> **Data records**
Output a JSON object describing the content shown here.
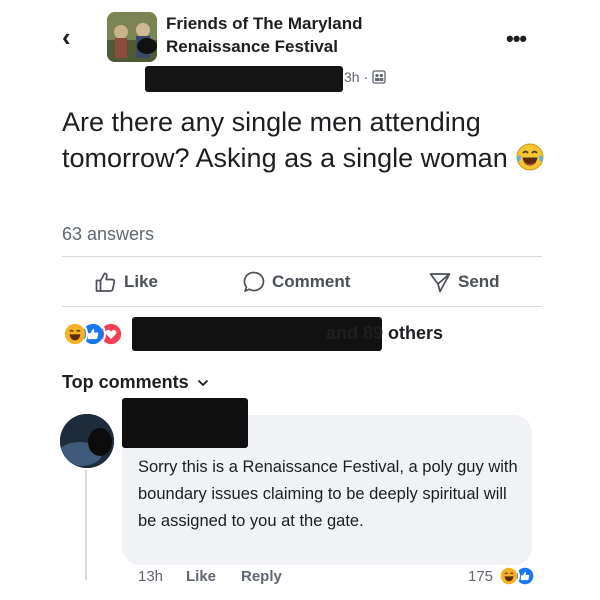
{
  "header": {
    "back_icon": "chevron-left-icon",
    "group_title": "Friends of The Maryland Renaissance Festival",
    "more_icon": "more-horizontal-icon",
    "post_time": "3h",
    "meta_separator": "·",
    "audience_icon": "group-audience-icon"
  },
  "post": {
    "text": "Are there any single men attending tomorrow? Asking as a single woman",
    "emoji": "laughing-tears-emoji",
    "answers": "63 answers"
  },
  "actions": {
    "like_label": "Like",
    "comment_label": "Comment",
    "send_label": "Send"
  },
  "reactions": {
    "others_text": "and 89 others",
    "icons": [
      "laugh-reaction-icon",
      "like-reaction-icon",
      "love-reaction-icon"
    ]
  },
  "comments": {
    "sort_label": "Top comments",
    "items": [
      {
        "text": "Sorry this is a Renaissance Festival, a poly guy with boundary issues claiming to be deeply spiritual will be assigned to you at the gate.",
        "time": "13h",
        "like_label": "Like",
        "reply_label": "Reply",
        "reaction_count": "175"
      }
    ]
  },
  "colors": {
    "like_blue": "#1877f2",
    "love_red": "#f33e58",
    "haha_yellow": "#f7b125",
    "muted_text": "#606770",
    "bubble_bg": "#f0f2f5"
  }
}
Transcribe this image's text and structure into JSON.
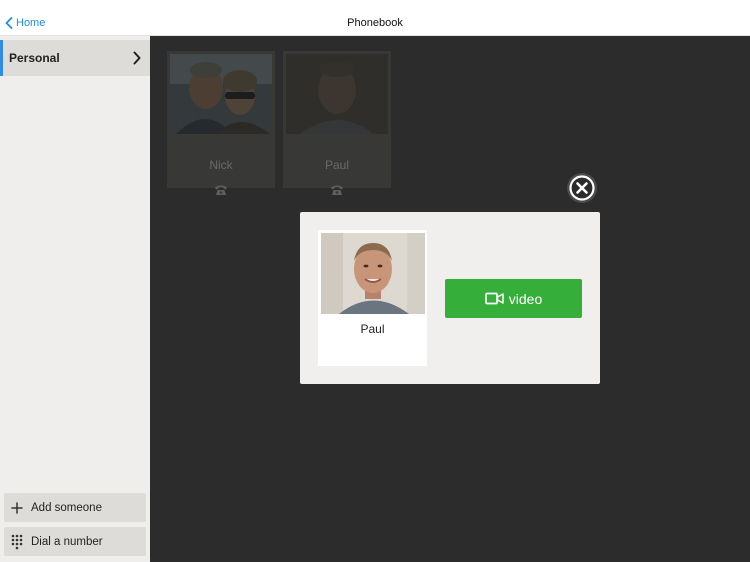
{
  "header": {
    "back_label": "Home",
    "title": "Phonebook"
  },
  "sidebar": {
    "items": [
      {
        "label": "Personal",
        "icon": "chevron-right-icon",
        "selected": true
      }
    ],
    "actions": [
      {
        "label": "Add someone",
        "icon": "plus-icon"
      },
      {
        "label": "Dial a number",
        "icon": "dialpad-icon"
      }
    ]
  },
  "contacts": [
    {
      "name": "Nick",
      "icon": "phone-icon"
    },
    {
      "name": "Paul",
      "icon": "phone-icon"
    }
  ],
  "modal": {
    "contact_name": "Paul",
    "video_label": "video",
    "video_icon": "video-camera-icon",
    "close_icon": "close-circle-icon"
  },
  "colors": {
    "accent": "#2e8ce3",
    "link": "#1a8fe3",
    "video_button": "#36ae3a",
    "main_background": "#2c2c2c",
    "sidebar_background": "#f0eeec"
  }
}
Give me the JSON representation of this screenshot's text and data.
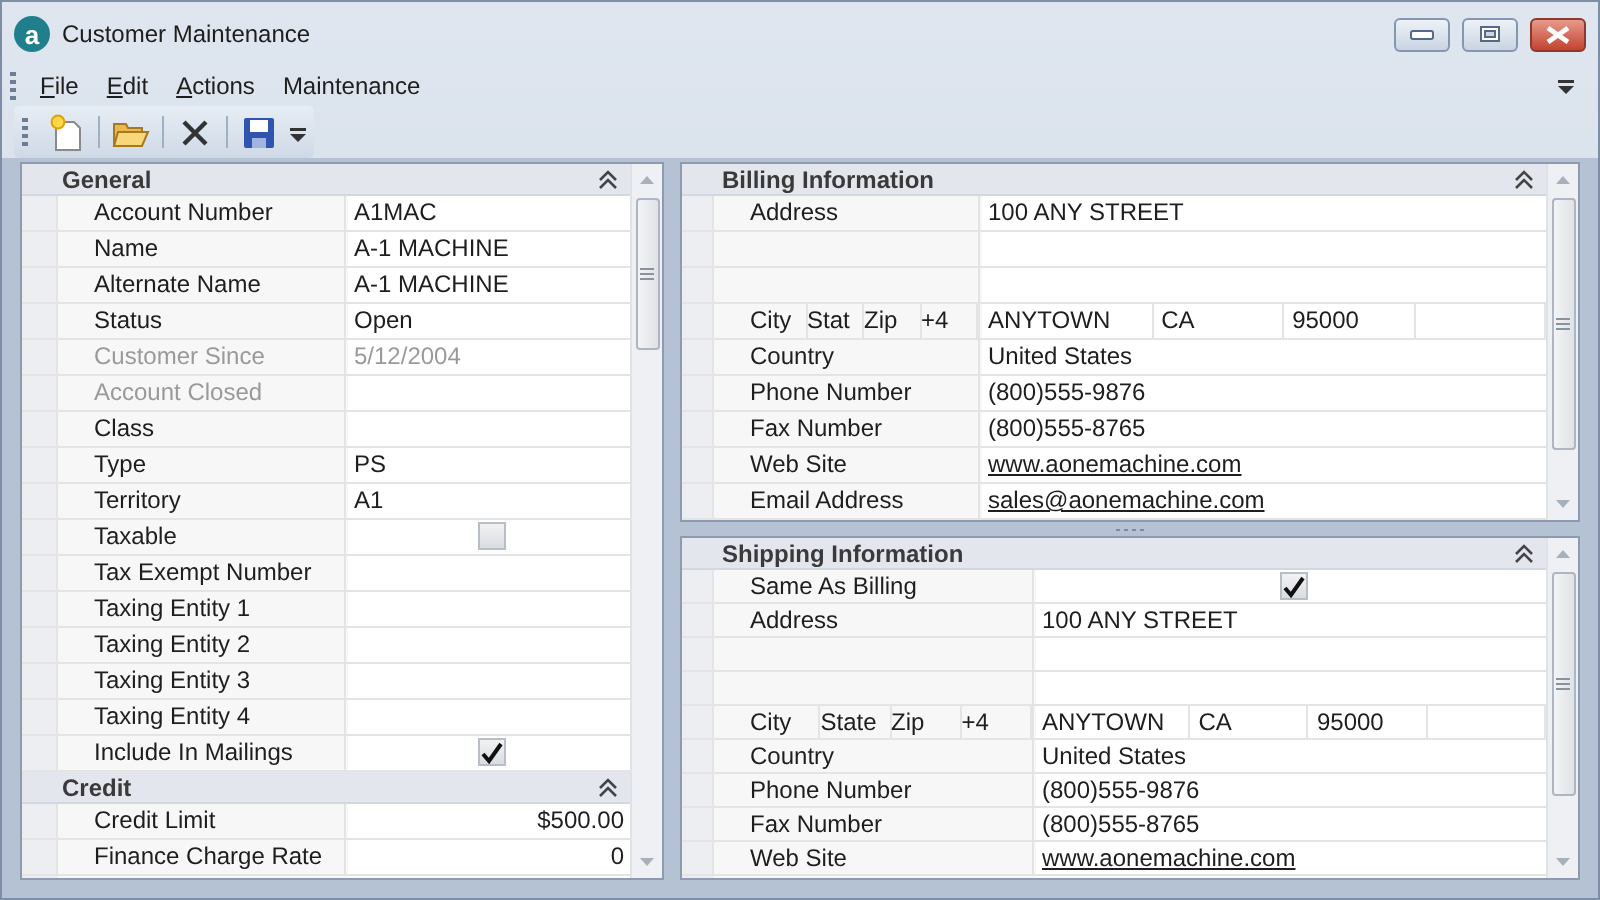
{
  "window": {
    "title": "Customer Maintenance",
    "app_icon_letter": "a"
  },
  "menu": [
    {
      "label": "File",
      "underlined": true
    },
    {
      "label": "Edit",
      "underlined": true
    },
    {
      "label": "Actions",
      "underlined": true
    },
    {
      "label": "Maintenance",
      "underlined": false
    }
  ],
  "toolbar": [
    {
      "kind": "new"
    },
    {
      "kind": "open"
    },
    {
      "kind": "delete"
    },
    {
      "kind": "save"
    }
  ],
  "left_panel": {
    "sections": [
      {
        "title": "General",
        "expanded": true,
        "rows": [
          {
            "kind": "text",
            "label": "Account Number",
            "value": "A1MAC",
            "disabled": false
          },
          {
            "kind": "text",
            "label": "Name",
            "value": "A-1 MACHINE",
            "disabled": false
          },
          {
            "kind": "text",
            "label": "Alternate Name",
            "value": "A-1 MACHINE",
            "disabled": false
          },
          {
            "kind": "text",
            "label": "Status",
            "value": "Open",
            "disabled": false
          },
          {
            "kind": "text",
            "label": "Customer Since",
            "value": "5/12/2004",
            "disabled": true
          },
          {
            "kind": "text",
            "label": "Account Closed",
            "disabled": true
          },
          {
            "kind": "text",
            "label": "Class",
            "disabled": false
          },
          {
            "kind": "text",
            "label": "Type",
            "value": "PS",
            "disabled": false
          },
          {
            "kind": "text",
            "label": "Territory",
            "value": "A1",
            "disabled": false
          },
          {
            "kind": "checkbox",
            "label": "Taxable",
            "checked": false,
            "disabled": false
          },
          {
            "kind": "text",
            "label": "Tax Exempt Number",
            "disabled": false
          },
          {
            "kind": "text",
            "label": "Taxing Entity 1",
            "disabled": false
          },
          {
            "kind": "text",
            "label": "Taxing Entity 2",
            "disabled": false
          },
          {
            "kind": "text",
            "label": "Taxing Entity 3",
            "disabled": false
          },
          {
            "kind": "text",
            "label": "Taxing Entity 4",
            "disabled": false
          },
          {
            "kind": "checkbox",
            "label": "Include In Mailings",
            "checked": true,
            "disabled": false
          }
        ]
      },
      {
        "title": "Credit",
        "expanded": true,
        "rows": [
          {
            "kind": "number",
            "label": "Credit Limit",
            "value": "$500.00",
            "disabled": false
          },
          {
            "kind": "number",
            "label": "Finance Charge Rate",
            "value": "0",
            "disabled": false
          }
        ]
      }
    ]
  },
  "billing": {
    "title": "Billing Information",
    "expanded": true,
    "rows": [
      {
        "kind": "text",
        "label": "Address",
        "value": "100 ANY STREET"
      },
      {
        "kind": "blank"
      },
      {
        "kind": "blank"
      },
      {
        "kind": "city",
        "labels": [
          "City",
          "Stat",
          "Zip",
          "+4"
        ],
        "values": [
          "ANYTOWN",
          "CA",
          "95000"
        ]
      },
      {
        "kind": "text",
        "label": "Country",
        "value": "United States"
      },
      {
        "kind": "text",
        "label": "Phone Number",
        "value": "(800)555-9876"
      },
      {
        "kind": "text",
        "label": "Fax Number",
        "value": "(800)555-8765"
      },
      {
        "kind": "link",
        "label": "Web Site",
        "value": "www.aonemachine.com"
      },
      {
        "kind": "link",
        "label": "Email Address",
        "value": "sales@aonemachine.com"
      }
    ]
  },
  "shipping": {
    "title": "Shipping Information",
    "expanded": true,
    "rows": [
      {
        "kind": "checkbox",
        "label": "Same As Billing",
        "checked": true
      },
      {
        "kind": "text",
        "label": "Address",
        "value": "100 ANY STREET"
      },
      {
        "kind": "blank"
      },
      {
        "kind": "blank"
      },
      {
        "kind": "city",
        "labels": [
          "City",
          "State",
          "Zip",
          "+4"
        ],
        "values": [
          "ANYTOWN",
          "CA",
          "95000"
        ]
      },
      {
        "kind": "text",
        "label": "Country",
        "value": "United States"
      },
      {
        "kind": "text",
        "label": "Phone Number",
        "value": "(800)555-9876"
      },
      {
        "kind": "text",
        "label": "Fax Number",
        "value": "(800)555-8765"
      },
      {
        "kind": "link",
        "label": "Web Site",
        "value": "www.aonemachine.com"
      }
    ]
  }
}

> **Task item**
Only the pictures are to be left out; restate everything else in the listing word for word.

> **Answer to the exercise**
Output a JSON object describing the content shown here.
{
  "header": {
    "back_icon": "chevron-left-icon",
    "group_title": "Friends of The Maryland Renaissance Festival",
    "more_icon": "more-horizontal-icon",
    "post_time": "3h",
    "meta_separator": "·",
    "audience_icon": "group-audience-icon"
  },
  "post": {
    "text": "Are there any single men attending tomorrow? Asking as a single woman",
    "emoji": "laughing-tears-emoji",
    "answers": "63 answers"
  },
  "actions": {
    "like_label": "Like",
    "comment_label": "Comment",
    "send_label": "Send"
  },
  "reactions": {
    "others_text": "and 89 others",
    "icons": [
      "laugh-reaction-icon",
      "like-reaction-icon",
      "love-reaction-icon"
    ]
  },
  "comments": {
    "sort_label": "Top comments",
    "items": [
      {
        "text": "Sorry this is a Renaissance Festival, a poly guy with boundary issues claiming to be deeply spiritual will be assigned to you at the gate.",
        "time": "13h",
        "like_label": "Like",
        "reply_label": "Reply",
        "reaction_count": "175"
      }
    ]
  },
  "colors": {
    "like_blue": "#1877f2",
    "love_red": "#f33e58",
    "haha_yellow": "#f7b125",
    "muted_text": "#606770",
    "bubble_bg": "#f0f2f5"
  }
}
Transcribe this image's text and structure into JSON.
{
  "header": {
    "back_label": "Home",
    "title": "Phonebook"
  },
  "sidebar": {
    "items": [
      {
        "label": "Personal",
        "icon": "chevron-right-icon",
        "selected": true
      }
    ],
    "actions": [
      {
        "label": "Add someone",
        "icon": "plus-icon"
      },
      {
        "label": "Dial a number",
        "icon": "dialpad-icon"
      }
    ]
  },
  "contacts": [
    {
      "name": "Nick",
      "icon": "phone-icon"
    },
    {
      "name": "Paul",
      "icon": "phone-icon"
    }
  ],
  "modal": {
    "contact_name": "Paul",
    "video_label": "video",
    "video_icon": "video-camera-icon",
    "close_icon": "close-circle-icon"
  },
  "colors": {
    "accent": "#2e8ce3",
    "link": "#1a8fe3",
    "video_button": "#36ae3a",
    "main_background": "#2c2c2c",
    "sidebar_background": "#f0eeec"
  }
}
Give me the JSON representation of this screenshot's text and data.
{
  "window": {
    "title": "Customer Maintenance",
    "app_icon_letter": "a"
  },
  "menu": [
    {
      "label": "File",
      "underlined": true
    },
    {
      "label": "Edit",
      "underlined": true
    },
    {
      "label": "Actions",
      "underlined": true
    },
    {
      "label": "Maintenance",
      "underlined": false
    }
  ],
  "toolbar": [
    {
      "kind": "new"
    },
    {
      "kind": "open"
    },
    {
      "kind": "delete"
    },
    {
      "kind": "save"
    }
  ],
  "left_panel": {
    "sections": [
      {
        "title": "General",
        "expanded": true,
        "rows": [
          {
            "kind": "text",
            "label": "Account Number",
            "value": "A1MAC",
            "disabled": false
          },
          {
            "kind": "text",
            "label": "Name",
            "value": "A-1 MACHINE",
            "disabled": false
          },
          {
            "kind": "text",
            "label": "Alternate Name",
            "value": "A-1 MACHINE",
            "disabled": false
          },
          {
            "kind": "text",
            "label": "Status",
            "value": "Open",
            "disabled": false
          },
          {
            "kind": "text",
            "label": "Customer Since",
            "value": "5/12/2004",
            "disabled": true
          },
          {
            "kind": "text",
            "label": "Account Closed",
            "disabled": true
          },
          {
            "kind": "text",
            "label": "Class",
            "disabled": false
          },
          {
            "kind": "text",
            "label": "Type",
            "value": "PS",
            "disabled": false
          },
          {
            "kind": "text",
            "label": "Territory",
            "value": "A1",
            "disabled": false
          },
          {
            "kind": "checkbox",
            "label": "Taxable",
            "checked": false,
            "disabled": false
          },
          {
            "kind": "text",
            "label": "Tax Exempt Number",
            "disabled": false
          },
          {
            "kind": "text",
            "label": "Taxing Entity 1",
            "disabled": false
          },
          {
            "kind": "text",
            "label": "Taxing Entity 2",
            "disabled": false
          },
          {
            "kind": "text",
            "label": "Taxing Entity 3",
            "disabled": false
          },
          {
            "kind": "text",
            "label": "Taxing Entity 4",
            "disabled": false
          },
          {
            "kind": "checkbox",
            "label": "Include In Mailings",
            "checked": true,
            "disabled": false
          }
        ]
      },
      {
        "title": "Credit",
        "expanded": true,
        "rows": [
          {
            "kind": "number",
            "label": "Credit Limit",
            "value": "$500.00",
            "disabled": false
          },
          {
            "kind": "number",
            "label": "Finance Charge Rate",
            "value": "0",
            "disabled": false
          }
        ]
      }
    ]
  },
  "billing": {
    "title": "Billing Information",
    "expanded": true,
    "rows": [
      {
        "kind": "text",
        "label": "Address",
        "value": "100 ANY STREET"
      },
      {
        "kind": "blank"
      },
      {
        "kind": "blank"
      },
      {
        "kind": "city",
        "labels": [
          "City",
          "Stat",
          "Zip",
          "+4"
        ],
        "values": [
          "ANYTOWN",
          "CA",
          "95000"
        ]
      },
      {
        "kind": "text",
        "label": "Country",
        "value": "United States"
      },
      {
        "kind": "text",
        "label": "Phone Number",
        "value": "(800)555-9876"
      },
      {
        "kind": "text",
        "label": "Fax Number",
        "value": "(800)555-8765"
      },
      {
        "kind": "link",
        "label": "Web Site",
        "value": "www.aonemachine.com"
      },
      {
        "kind": "link",
        "label": "Email Address",
        "value": "sales@aonemachine.com"
      }
    ]
  },
  "shipping": {
    "title": "Shipping Information",
    "expanded": true,
    "rows": [
      {
        "kind": "checkbox",
        "label": "Same As Billing",
        "checked": true
      },
      {
        "kind": "text",
        "label": "Address",
        "value": "100 ANY STREET"
      },
      {
        "kind": "blank"
      },
      {
        "kind": "blank"
      },
      {
        "kind": "city",
        "labels": [
          "City",
          "State",
          "Zip",
          "+4"
        ],
        "values": [
          "ANYTOWN",
          "CA",
          "95000"
        ]
      },
      {
        "kind": "text",
        "label": "Country",
        "value": "United States"
      },
      {
        "kind": "text",
        "label": "Phone Number",
        "value": "(800)555-9876"
      },
      {
        "kind": "text",
        "label": "Fax Number",
        "value": "(800)555-8765"
      },
      {
        "kind": "link",
        "label": "Web Site",
        "value": "www.aonemachine.com"
      }
    ]
  }
}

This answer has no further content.